That being said, Dr. Sheehan uses the most advanced techniques and medications to make you as comfortable as possible during your procedure. A local anesthetic is used to numb the area around the tooth and if at any time during your procedure you begin to feel pain, you can let Dr. Sheehan know and he will do his best to make you comfortable again. Most patients report that the procedure itself was really not that painful.


For a few days after the procedure, the area around the tooth that was treated may be sore but over-the-counter painkillers and, in some case, prescription medications, will generally treat any discomfort that you have. Dr. Sheehan and his staff will be happy to discuss pain management with you before or after your procedure.


Will a root canal save my tooth?
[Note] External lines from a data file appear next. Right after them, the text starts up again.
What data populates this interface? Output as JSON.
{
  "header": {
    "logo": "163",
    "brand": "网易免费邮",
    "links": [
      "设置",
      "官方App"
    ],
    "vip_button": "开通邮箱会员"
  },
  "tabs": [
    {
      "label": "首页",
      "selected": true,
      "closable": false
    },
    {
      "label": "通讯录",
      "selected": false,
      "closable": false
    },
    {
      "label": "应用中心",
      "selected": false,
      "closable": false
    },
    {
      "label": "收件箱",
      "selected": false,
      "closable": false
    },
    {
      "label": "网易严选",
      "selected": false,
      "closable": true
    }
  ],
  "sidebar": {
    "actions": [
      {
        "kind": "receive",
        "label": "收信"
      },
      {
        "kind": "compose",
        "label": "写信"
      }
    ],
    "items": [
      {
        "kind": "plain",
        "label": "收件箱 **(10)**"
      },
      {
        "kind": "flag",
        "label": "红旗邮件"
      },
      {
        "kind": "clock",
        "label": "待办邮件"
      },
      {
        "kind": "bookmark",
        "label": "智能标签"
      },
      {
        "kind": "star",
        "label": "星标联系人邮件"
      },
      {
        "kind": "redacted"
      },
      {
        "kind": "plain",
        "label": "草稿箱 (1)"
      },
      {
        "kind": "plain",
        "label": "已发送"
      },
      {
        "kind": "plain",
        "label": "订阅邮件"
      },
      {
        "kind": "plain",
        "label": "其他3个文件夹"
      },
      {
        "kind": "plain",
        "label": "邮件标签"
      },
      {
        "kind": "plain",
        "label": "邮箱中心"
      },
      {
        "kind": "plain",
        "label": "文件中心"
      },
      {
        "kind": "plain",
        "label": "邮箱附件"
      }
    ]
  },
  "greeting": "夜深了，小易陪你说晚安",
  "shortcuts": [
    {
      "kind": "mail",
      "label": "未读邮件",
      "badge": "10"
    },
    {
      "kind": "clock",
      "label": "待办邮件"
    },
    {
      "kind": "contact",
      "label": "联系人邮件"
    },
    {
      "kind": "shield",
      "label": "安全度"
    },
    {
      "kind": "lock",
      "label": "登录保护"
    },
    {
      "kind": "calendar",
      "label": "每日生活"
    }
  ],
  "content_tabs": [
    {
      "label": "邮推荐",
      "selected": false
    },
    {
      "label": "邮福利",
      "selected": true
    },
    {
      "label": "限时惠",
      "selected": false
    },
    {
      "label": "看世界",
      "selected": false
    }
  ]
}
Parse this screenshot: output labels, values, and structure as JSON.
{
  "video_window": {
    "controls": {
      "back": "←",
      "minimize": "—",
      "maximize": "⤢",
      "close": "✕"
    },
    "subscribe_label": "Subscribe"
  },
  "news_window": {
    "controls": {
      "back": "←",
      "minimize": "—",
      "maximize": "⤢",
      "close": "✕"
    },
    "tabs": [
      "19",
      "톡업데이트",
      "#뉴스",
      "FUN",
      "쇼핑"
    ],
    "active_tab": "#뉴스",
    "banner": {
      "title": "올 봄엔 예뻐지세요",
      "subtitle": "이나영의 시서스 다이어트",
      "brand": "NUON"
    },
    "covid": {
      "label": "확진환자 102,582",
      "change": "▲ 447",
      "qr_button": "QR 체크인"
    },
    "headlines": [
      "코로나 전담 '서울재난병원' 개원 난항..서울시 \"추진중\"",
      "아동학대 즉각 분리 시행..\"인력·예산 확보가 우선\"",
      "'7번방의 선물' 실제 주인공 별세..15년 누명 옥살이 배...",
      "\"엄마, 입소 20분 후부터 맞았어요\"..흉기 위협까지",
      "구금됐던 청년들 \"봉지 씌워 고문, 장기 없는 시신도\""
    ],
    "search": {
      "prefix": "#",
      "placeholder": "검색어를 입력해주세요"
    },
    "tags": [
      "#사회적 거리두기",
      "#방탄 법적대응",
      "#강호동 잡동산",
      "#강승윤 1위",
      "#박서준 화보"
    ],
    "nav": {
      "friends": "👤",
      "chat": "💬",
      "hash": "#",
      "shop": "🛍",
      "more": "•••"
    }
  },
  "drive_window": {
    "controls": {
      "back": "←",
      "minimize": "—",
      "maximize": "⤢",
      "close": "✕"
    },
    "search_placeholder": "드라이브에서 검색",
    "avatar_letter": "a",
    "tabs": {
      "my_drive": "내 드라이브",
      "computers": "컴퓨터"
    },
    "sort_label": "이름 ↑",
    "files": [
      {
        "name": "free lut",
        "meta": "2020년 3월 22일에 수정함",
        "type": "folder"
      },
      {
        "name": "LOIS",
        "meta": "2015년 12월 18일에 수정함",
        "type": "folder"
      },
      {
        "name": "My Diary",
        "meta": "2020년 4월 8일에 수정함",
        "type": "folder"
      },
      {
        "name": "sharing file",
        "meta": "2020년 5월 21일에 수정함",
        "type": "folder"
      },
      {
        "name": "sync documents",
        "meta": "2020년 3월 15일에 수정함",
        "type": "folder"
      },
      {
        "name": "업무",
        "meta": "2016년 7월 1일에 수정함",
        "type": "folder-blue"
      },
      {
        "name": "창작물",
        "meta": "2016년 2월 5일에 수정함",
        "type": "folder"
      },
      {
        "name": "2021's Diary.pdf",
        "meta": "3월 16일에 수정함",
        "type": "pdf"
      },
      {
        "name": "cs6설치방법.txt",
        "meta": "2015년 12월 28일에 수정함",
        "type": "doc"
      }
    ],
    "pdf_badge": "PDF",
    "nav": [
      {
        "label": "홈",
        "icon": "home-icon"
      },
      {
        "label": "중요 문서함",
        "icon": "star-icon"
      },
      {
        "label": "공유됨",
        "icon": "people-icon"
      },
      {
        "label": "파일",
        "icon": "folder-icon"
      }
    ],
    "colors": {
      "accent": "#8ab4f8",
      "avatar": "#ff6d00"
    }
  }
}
In many cases, having a root canal will save a tooth that even a decade or two ago would have been lost. Your tooth will need a filling from where Dr. Sheehan drills in it to reach the root canal and infected areas. If the tooth was cracked or broken, or if the decay in the tooth was substantial enough that there is not very much tooth left, Dr. Sheehan may insert a tiny post into the root canal in order to hold the tooth filling in place. In the most serious of cases, if the tooth cannot be saved, a dental implant may be the next step in restoring your smile.